adjourn

EnglishEdit

EtymologyEdit

From Old French ajorner (French ajourner), from the phrase a jor (nomé) ("to an (appointed) day").

PronunciationEdit

VerbEdit

adjourn (third-person singular simple present adjourns, present participle adjourning, simple past and past participle adjourned)

  1. (transitive) To postpone.
    The trial was adjourned for a week.
  2. (transitive) To defer; to put off temporarily or indefinitely.
    • a. 1677, Isaac Barrow, The Danger and Mischief of delaying Repentance (sermon)
      It is a common practice [] to adjourn the reformation of their lives to a further time.
  3. (intransitive) To end or suspend an event.
    The court will adjourn for lunch.
  4. (intransitive, formal, uncommon) To move as a group from one place to another.
    After the dinner, we will adjourn to the bar.

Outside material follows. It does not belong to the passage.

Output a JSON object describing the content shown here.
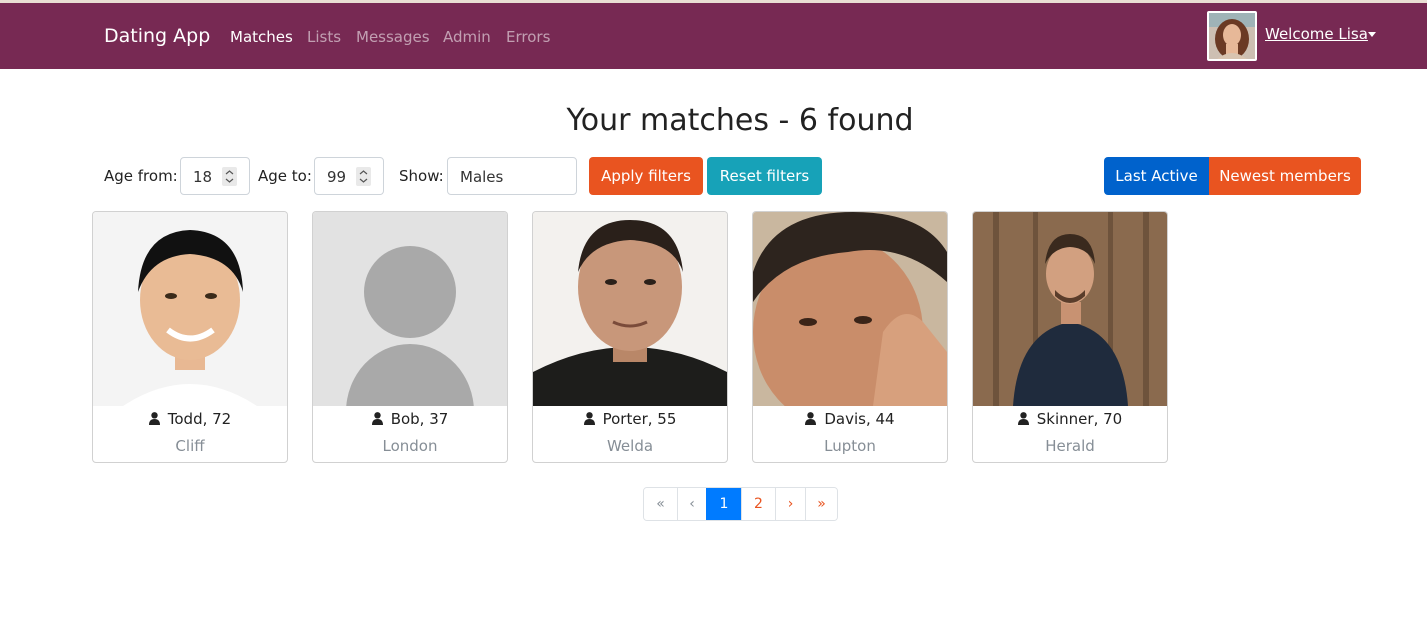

TranslationsEdit

The translations below need to be checked and inserted above into the appropriate translation tables, removing any numbers. Numbers do not necessarily match those in definitions. See instructions at Wiktionary:Entry layout § Translations.

Related termsEdit

AnagramsEdit